■ **YOUR INSTRUCTIONS**
Whenever a line below holds the word "down", count it once; report the total and nothing else.

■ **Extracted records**
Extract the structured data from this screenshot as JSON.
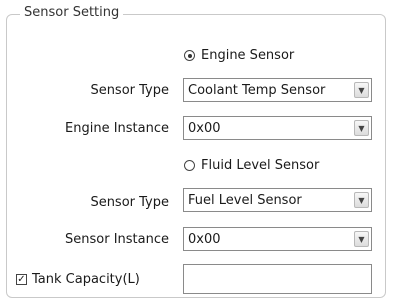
{
  "group": {
    "title": "Sensor Setting"
  },
  "engine_sensor": {
    "radio_label": "Engine Sensor",
    "radio_checked": true,
    "type_label": "Sensor Type",
    "type_value": "Coolant Temp Sensor",
    "instance_label": "Engine Instance",
    "instance_value": "0x00"
  },
  "fluid_sensor": {
    "radio_label": "Fluid Level Sensor",
    "radio_checked": false,
    "type_label": "Sensor Type",
    "type_value": "Fuel Level Sensor",
    "instance_label": "Sensor Instance",
    "instance_value": "0x00"
  },
  "tank_capacity": {
    "label": "Tank Capacity(L)",
    "checked": true,
    "value": ""
  },
  "icons": {
    "dropdown": "chevron-down-icon",
    "check": "check-icon"
  }
}
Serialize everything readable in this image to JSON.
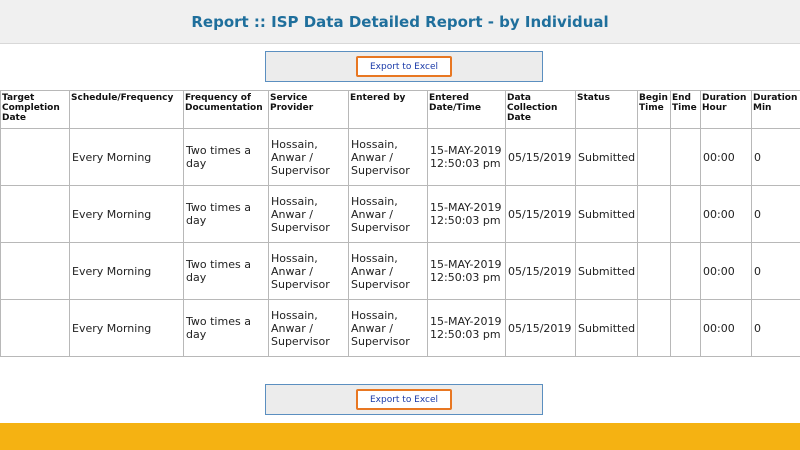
{
  "page": {
    "title": "Report :: ISP Data Detailed Report - by Individual"
  },
  "export": {
    "top_label": "Export to Excel",
    "bottom_label": "Export to Excel"
  },
  "table": {
    "headers": [
      "Target Completion Date",
      "Schedule/Frequency",
      "Frequency of Documentation",
      "Service Provider",
      "Entered by",
      "Entered Date/Time",
      "Data Collection Date",
      "Status",
      "Begin Time",
      "End Time",
      "Duration Hour",
      "Duration Min"
    ],
    "rows": [
      [
        "",
        "Every Morning",
        "Two times a day",
        "Hossain, Anwar / Supervisor",
        "Hossain, Anwar / Supervisor",
        "15-MAY-2019 12:50:03 pm",
        "05/15/2019",
        "Submitted",
        "",
        "",
        "00:00",
        "0"
      ],
      [
        "",
        "Every Morning",
        "Two times a day",
        "Hossain, Anwar / Supervisor",
        "Hossain, Anwar / Supervisor",
        "15-MAY-2019 12:50:03 pm",
        "05/15/2019",
        "Submitted",
        "",
        "",
        "00:00",
        "0"
      ],
      [
        "",
        "Every Morning",
        "Two times a day",
        "Hossain, Anwar / Supervisor",
        "Hossain, Anwar / Supervisor",
        "15-MAY-2019 12:50:03 pm",
        "05/15/2019",
        "Submitted",
        "",
        "",
        "00:00",
        "0"
      ],
      [
        "",
        "Every Morning",
        "Two times a day",
        "Hossain, Anwar / Supervisor",
        "Hossain, Anwar / Supervisor",
        "15-MAY-2019 12:50:03 pm",
        "05/15/2019",
        "Submitted",
        "",
        "",
        "00:00",
        "0"
      ]
    ]
  },
  "colors": {
    "title": "#1f6f9c",
    "export_border": "#e87722",
    "export_text": "#1a3aa8",
    "footer": "#f5b212"
  }
}
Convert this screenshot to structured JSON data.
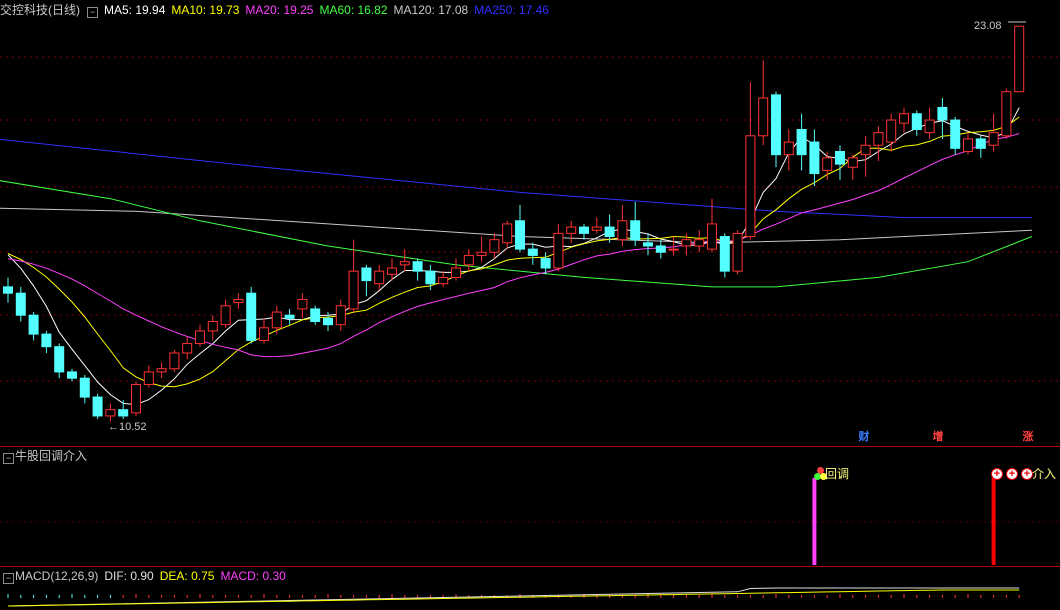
{
  "title": "交控科技(日线)",
  "ma_legend": [
    {
      "label": "MA5: 19.94",
      "color": "#ffffff"
    },
    {
      "label": "MA10: 19.73",
      "color": "#ffff00"
    },
    {
      "label": "MA20: 19.25",
      "color": "#ff40ff"
    },
    {
      "label": "MA60: 16.82",
      "color": "#40ff40"
    },
    {
      "label": "MA120: 17.08",
      "color": "#c8c8c8"
    },
    {
      "label": "MA250: 17.46",
      "color": "#3030ff"
    }
  ],
  "high_label": "23.08",
  "low_label": "10.52",
  "badges": [
    {
      "label": "财",
      "color": "#3a7bff"
    },
    {
      "label": "增",
      "color": "#ff4040"
    },
    {
      "label": "涨",
      "color": "#ff4040"
    }
  ],
  "indicator": {
    "title": "牛股回调介入",
    "pullback_label": "回调",
    "entry_label": "介入",
    "pullback_color": "#ff40ff",
    "entry_color": "#ff0000"
  },
  "macd": {
    "title": "MACD(12,26,9)",
    "dif": "DIF: 0.90",
    "dea": "DEA: 0.75",
    "macd": "MACD: 0.30",
    "dif_color": "#e0e0e0",
    "dea_color": "#ffff00",
    "macd_color": "#ff40ff"
  },
  "colors": {
    "up": "#ff3232",
    "down": "#54ffff"
  },
  "chart_data": {
    "type": "candlestick",
    "ohlc": [
      [
        14.8,
        14.6,
        15.1,
        14.3
      ],
      [
        14.6,
        13.9,
        14.8,
        13.7
      ],
      [
        13.9,
        13.3,
        14.0,
        13.1
      ],
      [
        13.3,
        12.9,
        13.4,
        12.7
      ],
      [
        12.9,
        12.1,
        13.0,
        11.9
      ],
      [
        12.1,
        11.9,
        12.2,
        11.8
      ],
      [
        11.9,
        11.3,
        12.0,
        11.1
      ],
      [
        11.3,
        10.7,
        11.4,
        10.6
      ],
      [
        10.7,
        10.9,
        11.1,
        10.52
      ],
      [
        10.9,
        10.7,
        11.2,
        10.6
      ],
      [
        10.8,
        11.7,
        11.8,
        10.7
      ],
      [
        11.7,
        12.1,
        12.3,
        11.6
      ],
      [
        12.1,
        12.2,
        12.4,
        11.9
      ],
      [
        12.2,
        12.7,
        12.8,
        12.1
      ],
      [
        12.7,
        13.0,
        13.2,
        12.5
      ],
      [
        13.0,
        13.4,
        13.6,
        12.9
      ],
      [
        13.4,
        13.7,
        13.9,
        13.1
      ],
      [
        13.6,
        14.2,
        14.4,
        13.5
      ],
      [
        14.3,
        14.4,
        14.6,
        14.1
      ],
      [
        14.6,
        13.1,
        14.8,
        13.0
      ],
      [
        13.1,
        13.5,
        13.8,
        13.0
      ],
      [
        13.5,
        14.0,
        14.2,
        13.3
      ],
      [
        13.9,
        13.8,
        14.1,
        13.6
      ],
      [
        14.1,
        14.4,
        14.6,
        13.8
      ],
      [
        14.1,
        13.7,
        14.2,
        13.6
      ],
      [
        13.8,
        13.6,
        14.0,
        13.4
      ],
      [
        13.6,
        14.2,
        14.4,
        13.4
      ],
      [
        14.1,
        15.3,
        16.3,
        14.0
      ],
      [
        15.4,
        15.0,
        15.5,
        14.5
      ],
      [
        14.9,
        15.3,
        15.5,
        14.7
      ],
      [
        15.2,
        15.4,
        15.7,
        15.0
      ],
      [
        15.5,
        15.6,
        16.0,
        15.3
      ],
      [
        15.6,
        15.3,
        15.7,
        15.0
      ],
      [
        15.3,
        14.9,
        15.5,
        14.7
      ],
      [
        14.9,
        15.1,
        15.3,
        14.8
      ],
      [
        15.1,
        15.4,
        15.7,
        15.0
      ],
      [
        15.5,
        15.8,
        16.0,
        15.3
      ],
      [
        15.8,
        15.9,
        16.4,
        15.6
      ],
      [
        15.9,
        16.3,
        16.5,
        15.7
      ],
      [
        16.2,
        16.8,
        16.9,
        16.0
      ],
      [
        16.9,
        16.0,
        17.4,
        15.9
      ],
      [
        16.0,
        15.8,
        16.2,
        15.5
      ],
      [
        15.7,
        15.4,
        15.9,
        15.2
      ],
      [
        15.4,
        16.5,
        16.8,
        15.3
      ],
      [
        16.5,
        16.7,
        16.9,
        16.2
      ],
      [
        16.7,
        16.5,
        16.8,
        16.3
      ],
      [
        16.6,
        16.7,
        17.0,
        16.5
      ],
      [
        16.7,
        16.4,
        17.1,
        16.2
      ],
      [
        16.3,
        16.9,
        17.4,
        16.1
      ],
      [
        16.9,
        16.3,
        17.5,
        16.1
      ],
      [
        16.2,
        16.1,
        16.5,
        15.8
      ],
      [
        16.1,
        15.9,
        16.3,
        15.7
      ],
      [
        16.0,
        16.0,
        16.4,
        15.8
      ],
      [
        16.1,
        16.3,
        16.5,
        15.8
      ],
      [
        16.1,
        16.3,
        16.6,
        15.9
      ],
      [
        16.0,
        16.8,
        17.6,
        15.9
      ],
      [
        16.4,
        15.3,
        16.5,
        15.1
      ],
      [
        15.3,
        16.5,
        16.6,
        15.2
      ],
      [
        16.4,
        19.6,
        21.3,
        16.3
      ],
      [
        19.6,
        20.8,
        22.0,
        19.3
      ],
      [
        20.9,
        19.0,
        21.0,
        18.6
      ],
      [
        19.0,
        19.4,
        19.8,
        18.5
      ],
      [
        19.8,
        19.0,
        20.3,
        18.5
      ],
      [
        19.4,
        18.4,
        19.8,
        18.0
      ],
      [
        18.5,
        18.9,
        19.1,
        18.2
      ],
      [
        19.1,
        18.7,
        19.3,
        18.2
      ],
      [
        18.6,
        18.9,
        19.0,
        18.2
      ],
      [
        19.0,
        19.3,
        19.6,
        18.3
      ],
      [
        19.3,
        19.7,
        19.9,
        18.8
      ],
      [
        19.4,
        20.1,
        20.3,
        19.1
      ],
      [
        20.0,
        20.3,
        20.5,
        19.7
      ],
      [
        20.3,
        19.8,
        20.4,
        19.6
      ],
      [
        19.7,
        20.1,
        20.5,
        19.5
      ],
      [
        20.5,
        20.1,
        20.8,
        19.5
      ],
      [
        20.1,
        19.2,
        20.2,
        19.0
      ],
      [
        19.1,
        19.5,
        19.7,
        19.0
      ],
      [
        19.5,
        19.2,
        19.6,
        18.9
      ],
      [
        19.3,
        19.7,
        20.3,
        19.1
      ],
      [
        19.6,
        21.0,
        21.1,
        19.5
      ],
      [
        21.0,
        23.08,
        23.08,
        21.0
      ]
    ],
    "ylim": [
      10,
      23.5
    ],
    "annotations": [
      "23.08",
      "10.52"
    ]
  }
}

■ **ANSWER AREA**
2